The pronouns “vous” and “tu” in French allow one to observe and acknowledge the nature of their relationship with another. “Vous” is a courteous term of salutation that is frequently used between strangers and persons of significant age differences or social statuses. “Tu” is employed among friends and family members of close relational proximity, and is often directed to a child. Depending on the colloquial context, it can be used intimately or to demonstrate power over someone with a supposedly higher status. In Portrait de la jeune fille en feu, this is further complicated – the lovers mostly address each other by ‘vous’, and Héloïse and her mother do as well. ‘Tu’ is used sparingly (exactly three times), in the moments where for seconds the characters lose their restraint and composure. The mother refers to Héloïse as ‘tu’ after she tells her daughter to say goodbye to her like she did as a child. This reveals the mother loosening her role as an authority figure of the socially-sanctioned family. However, between Marianne and Héloïse, ‘vous’ is used well into the last stages of their relationship. Only on the night before the mother returns does Marianne call to Héloïse with the verbal conjugation of dormir (to sleep) in correspondence with the pronoun of ‘tu’.

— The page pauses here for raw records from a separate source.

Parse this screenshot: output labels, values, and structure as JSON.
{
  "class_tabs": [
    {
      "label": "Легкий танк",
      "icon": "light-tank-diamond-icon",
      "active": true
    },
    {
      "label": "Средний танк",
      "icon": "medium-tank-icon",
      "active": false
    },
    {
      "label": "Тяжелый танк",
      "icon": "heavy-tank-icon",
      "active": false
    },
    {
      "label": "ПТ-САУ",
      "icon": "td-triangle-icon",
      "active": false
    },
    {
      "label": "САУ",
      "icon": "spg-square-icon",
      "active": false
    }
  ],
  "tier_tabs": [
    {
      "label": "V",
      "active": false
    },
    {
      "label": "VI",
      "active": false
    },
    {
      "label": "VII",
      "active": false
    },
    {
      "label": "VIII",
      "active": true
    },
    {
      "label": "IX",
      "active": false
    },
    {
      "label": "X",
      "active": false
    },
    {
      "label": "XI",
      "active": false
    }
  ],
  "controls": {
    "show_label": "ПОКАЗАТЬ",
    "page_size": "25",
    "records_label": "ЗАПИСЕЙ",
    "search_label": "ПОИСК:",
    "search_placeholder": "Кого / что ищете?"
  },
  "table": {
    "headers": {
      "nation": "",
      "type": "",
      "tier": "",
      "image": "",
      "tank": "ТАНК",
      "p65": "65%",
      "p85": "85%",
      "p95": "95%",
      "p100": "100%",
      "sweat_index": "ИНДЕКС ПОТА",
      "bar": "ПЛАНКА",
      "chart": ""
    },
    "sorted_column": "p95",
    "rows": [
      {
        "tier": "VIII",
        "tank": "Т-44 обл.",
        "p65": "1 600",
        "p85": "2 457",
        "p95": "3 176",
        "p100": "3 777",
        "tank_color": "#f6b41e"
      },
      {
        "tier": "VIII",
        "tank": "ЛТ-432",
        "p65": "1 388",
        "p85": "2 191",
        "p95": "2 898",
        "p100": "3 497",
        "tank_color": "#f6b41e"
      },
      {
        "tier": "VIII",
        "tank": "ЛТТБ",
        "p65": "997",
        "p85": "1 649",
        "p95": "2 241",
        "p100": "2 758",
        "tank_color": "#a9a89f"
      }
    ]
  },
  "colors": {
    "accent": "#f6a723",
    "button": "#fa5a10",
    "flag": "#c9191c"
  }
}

MARIANNE: Ne dors pas, ne dors pas. (Do not sleep, do not sleep.)
As Héloïse begins to express her regret, Marianne quickly and quietly tells her not to regret, with the ‘vous’ conjugation of regretter (to regret). Lastly, Héloïse uses the ‘tu’ conjugation of tournir (to turn) to ask Marianne to look at her one last time. These subtleties are not adequately conveyed through the English subtitles – but can they be? Adding terms of endearment or rendering phrases in more polite ways may contrive the original effect of the nature of Portrait’s dialogue. Rendering the sentences with ‘vous’ in more antique language and ‘tu’ in more conversational language may take away from the film’s subtle emergence of love, making it a further complication for translators. Perhaps, ironically, we can take a cue from the film itself: just as Héloïse wonders if ‘all lovers feel like they’re inventing something’, so we can invent our own standards for translation in the wake of love in the middle of forces against it.